When she’s not running, Karen enjoys spending time on the lake where her parents live, either kayaking, boating or swimming with her family and her dog. Spare time activities include dining out and exploring all ice cream and brunch options in the area with her friends.
Recently Karen began to coach. She has several clients who run the gamut from beginners to Boston Marathon qualifier hopefuls. She felt a need because she has witnessed others get counterproductive, if not damaging, advice coupled with inaccurate information. Her running experience, medical background and emphasis on healthy cardiovascular and physiological workouts are critical to her role. Her training programs are called “Kickasso with Bertasso.”
Memorable races for her this year were the CDPHP Workforce Team Challenge in Albany and the Mastodon Challenge 15K in Cohoes. On May 18, the Workforce Team Challenge race began with temperatures above 90 degrees, later to be followed by gusting winds, lightning then torrential rain. The extreme weather threw out all her expectations for the race taking away any ideas of PRs. She thought that she would just have to suffer along with everyone else and run for the fun of it. Well, lo and behold, she did her best time ever for the race and won the women’s title for the second time. She was shocked. She had been in Arizona the month before and thought that maybe that helped her.
As for the Mastodon Challenge 15K on May 6, which is infamous for its wicked and numerous hills, she went into it with the attitude that this is so crazy, just run with no pressure, and enjoy. Again, she loved running up and down those mountain like hills and most amazingly set the women’s course record.
To achieve her Olympic dream, she is setting up her running program to ensure that she does not get involved in a crazy tight schedule of races to qualify again. The window opens on September 1, and on September 24, she will run the Berlin Marathon that’s well known for its fast times and usually pleasant autumn weather.
In August, she went to Colorado to train in high altitudes for strength.
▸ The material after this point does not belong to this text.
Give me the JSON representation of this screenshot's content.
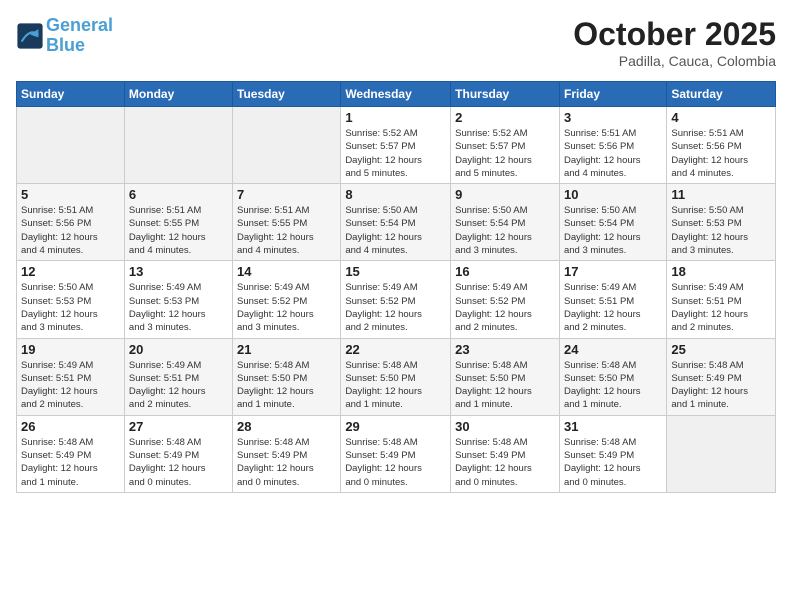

Karen previously lived in Colorado and loves running in the Fort Collins area, which is a maze of bike paths that connect one breathtaking park to another, sometimes going underneath roads so that people exercising never have to go on a main road. Animals also use these paths and one day she saw a bobcat. Every day she ran miles with friends and sometimes doubles. One day she did a workout in Breckenridge, a town in the Rocky Mountains at an elevation of 9,600 feet. The training seems to have paid off since when she returned she did the 18.12 Challenge – an 18.12-mile race on August 23 in Watertown that ends on the historic 1812 Battlefield in Sackets Harbor – in a course record time of 1:53.
We end, wishing her fulfillment in her dream and citing a relevant quote by Langston Hughes, “Hold fast to dreams, for if dreams die, life is a broken-wing bird that cannot fly.” Berlin, here she comes!
Christine Bishop (firstname.lastname@example.org) of Schenectady is a retired media specialist who loves running, photography and bird watching.